CCfits  2.4
Reading a Table Extension

Reading table data is similarly straightforward (unsurprisingly, because this application is exactly what CCfits was designed to do easily in the first place).

The two extensions are read on construction, including all the column data [readDataFlag == true] and then printed.

Note that if the data are read as part of the construction, then CCfits uses the row-optimization techniques describe in chapter 13 of the cfitsio manual; a chunk of data equal to the size of the available buffer space is read from contiguous disk blocks and transferred to memory storage, as opposed to each column being read in turn. Thus the most efficient way of reading files is to acquire the data on construction.

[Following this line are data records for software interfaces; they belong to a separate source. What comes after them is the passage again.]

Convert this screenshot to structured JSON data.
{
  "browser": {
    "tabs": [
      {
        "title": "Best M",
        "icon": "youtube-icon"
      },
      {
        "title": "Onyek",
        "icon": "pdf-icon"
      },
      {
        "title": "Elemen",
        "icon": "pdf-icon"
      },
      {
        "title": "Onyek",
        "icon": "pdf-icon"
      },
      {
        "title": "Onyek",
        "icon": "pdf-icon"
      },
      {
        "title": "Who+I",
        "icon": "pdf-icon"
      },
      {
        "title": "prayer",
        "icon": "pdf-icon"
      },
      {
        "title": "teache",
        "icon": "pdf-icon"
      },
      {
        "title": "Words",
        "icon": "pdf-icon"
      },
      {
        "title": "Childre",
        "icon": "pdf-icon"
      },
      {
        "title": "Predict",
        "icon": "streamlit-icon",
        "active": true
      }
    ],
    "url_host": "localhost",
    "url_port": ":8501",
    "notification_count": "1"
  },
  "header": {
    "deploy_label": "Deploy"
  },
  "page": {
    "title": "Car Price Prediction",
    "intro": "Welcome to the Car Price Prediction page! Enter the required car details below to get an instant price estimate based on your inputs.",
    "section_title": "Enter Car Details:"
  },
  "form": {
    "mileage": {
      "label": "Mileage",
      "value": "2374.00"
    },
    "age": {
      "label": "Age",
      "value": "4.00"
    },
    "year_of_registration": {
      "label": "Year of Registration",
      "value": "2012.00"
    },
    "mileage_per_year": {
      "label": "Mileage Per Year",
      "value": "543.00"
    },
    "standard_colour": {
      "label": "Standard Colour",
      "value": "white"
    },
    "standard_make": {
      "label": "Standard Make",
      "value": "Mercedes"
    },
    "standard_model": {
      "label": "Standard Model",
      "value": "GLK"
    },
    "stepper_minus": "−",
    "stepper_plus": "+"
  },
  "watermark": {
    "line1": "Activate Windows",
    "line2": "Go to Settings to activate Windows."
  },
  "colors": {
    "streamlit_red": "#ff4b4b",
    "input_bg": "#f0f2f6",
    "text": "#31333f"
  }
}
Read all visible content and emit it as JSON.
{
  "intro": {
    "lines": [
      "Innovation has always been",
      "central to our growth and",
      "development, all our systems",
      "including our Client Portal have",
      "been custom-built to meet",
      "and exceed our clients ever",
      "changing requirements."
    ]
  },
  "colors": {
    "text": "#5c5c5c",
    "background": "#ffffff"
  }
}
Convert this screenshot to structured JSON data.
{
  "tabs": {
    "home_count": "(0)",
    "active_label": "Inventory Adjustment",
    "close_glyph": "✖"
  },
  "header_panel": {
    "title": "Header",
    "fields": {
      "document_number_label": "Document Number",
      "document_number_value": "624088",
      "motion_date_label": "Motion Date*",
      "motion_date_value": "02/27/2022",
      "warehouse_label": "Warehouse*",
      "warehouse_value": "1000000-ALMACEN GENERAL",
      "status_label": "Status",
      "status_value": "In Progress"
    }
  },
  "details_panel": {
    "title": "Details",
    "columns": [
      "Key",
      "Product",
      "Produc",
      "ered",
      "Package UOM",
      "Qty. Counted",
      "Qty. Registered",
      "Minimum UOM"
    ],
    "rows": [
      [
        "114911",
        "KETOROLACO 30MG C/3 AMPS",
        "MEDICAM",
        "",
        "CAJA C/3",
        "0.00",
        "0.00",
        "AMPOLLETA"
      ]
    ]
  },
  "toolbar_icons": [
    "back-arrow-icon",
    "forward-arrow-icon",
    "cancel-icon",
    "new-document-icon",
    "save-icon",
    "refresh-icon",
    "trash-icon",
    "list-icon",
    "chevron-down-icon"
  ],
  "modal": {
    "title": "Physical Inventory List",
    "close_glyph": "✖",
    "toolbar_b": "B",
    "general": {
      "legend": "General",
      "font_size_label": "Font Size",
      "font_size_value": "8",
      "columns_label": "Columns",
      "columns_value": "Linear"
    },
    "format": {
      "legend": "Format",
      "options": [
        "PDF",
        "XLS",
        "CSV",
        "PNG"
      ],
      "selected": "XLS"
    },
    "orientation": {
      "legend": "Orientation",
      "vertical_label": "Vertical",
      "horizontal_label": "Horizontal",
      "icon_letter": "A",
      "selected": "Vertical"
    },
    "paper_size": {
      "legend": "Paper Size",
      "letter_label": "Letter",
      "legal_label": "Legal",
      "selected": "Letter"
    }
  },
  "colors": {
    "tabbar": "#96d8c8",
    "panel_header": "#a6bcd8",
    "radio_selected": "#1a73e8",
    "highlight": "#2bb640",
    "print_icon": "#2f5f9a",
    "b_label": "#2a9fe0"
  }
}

 int readTable()
 {
        // read a table and explicitly read selected columns. To read instead all the
        // data on construction, set the last argument of the FITS constructor
        // call to 'true'. This functionality was tested in the last release.
        std::vector<string> hdus(2);
        hdus[0] = "PLANETS_ASCII";
        hdus[1] = "TABLE_BINARY";
        
        
        std::auto_ptr<FITS> pInfile(new FITS("atestfil.fit",Read,hdus,false));
        
        ExtHDU& table = pInfile->extension(hdus[1]);
        
        
        
        std::vector < valarray <int > > pp;
        table.column("powerSeq").readArrays( pp, 1,3 );
                        
        std::vector < valarray <std::complex<double> > > cc;
        table.column("dcomplex-roots").readArrays( cc, 1,3 );
        
        std::valarray < std::complex<float> > ff;
        table.column("fcomplex-roots").read( ff, 4 );
        
        std::cout << pInfile->extension(hdus[0]) << std::endl;
        
        std::cout << pInfile->extension(hdus[1]) << std::endl;
         
        return 0;       
 }